** Opening Records supplied block **

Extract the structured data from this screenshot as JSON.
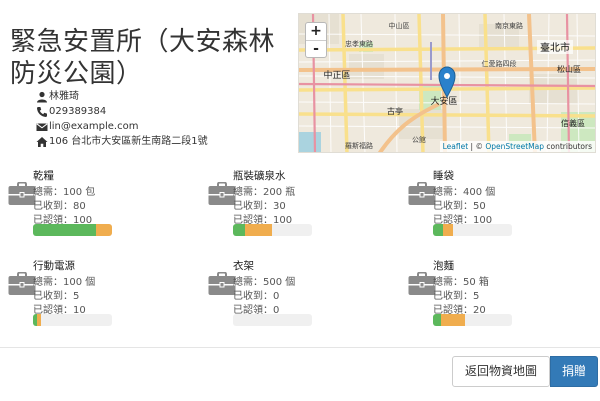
{
  "page": {
    "title": "緊急安置所（大安森林防災公園）"
  },
  "contact": {
    "name": "林雅琦",
    "phone": "029389384",
    "email": "lin@example.com",
    "address": "106 台北市大安區新生南路二段1號"
  },
  "map": {
    "zoom_in": "+",
    "zoom_out": "-",
    "attrib_leaflet": "Leaflet",
    "attrib_sep": " | © ",
    "attrib_osm": "OpenStreetMap",
    "attrib_tail": " contributors",
    "labels": [
      "臺北市",
      "中正區",
      "大安區",
      "信義區",
      "中山區",
      "松山區",
      "古亭",
      "公館",
      "南京東路",
      "仁愛路四段",
      "忠孝東路",
      "羅斯福路"
    ]
  },
  "items": [
    {
      "name": "乾糧",
      "need": "總需：100 包",
      "received": "已收到：80",
      "claimed": "已認領：100",
      "received_pct": 80,
      "claimed_pct": 100
    },
    {
      "name": "瓶裝礦泉水",
      "need": "總需：200 瓶",
      "received": "已收到：30",
      "claimed": "已認領：100",
      "received_pct": 15,
      "claimed_pct": 50
    },
    {
      "name": "睡袋",
      "need": "總需：400 個",
      "received": "已收到：50",
      "claimed": "已認領：100",
      "received_pct": 12.5,
      "claimed_pct": 25
    },
    {
      "name": "行動電源",
      "need": "總需：100 個",
      "received": "已收到：5",
      "claimed": "已認領：10",
      "received_pct": 5,
      "claimed_pct": 10
    },
    {
      "name": "衣架",
      "need": "總需：500 個",
      "received": "已收到：0",
      "claimed": "已認領：0",
      "received_pct": 0,
      "claimed_pct": 0
    },
    {
      "name": "泡麵",
      "need": "總需：50 箱",
      "received": "已收到：5",
      "claimed": "已認領：20",
      "received_pct": 10,
      "claimed_pct": 40
    }
  ],
  "buttons": {
    "back": "返回物資地圖",
    "donate": "捐贈"
  },
  "colors": {
    "received": "#5cb85c",
    "claimed": "#f0ad4e",
    "primary": "#337ab7",
    "marker": "#2a81cb"
  }
}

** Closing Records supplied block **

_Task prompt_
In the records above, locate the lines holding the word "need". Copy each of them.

_Reply to the task_
      "need": "總需：100 包",
      "need": "總需：200 瓶",
      "need": "總需：400 個",
      "need": "總需：100 個",
      "need": "總需：500 個",
      "need": "總需：50 箱",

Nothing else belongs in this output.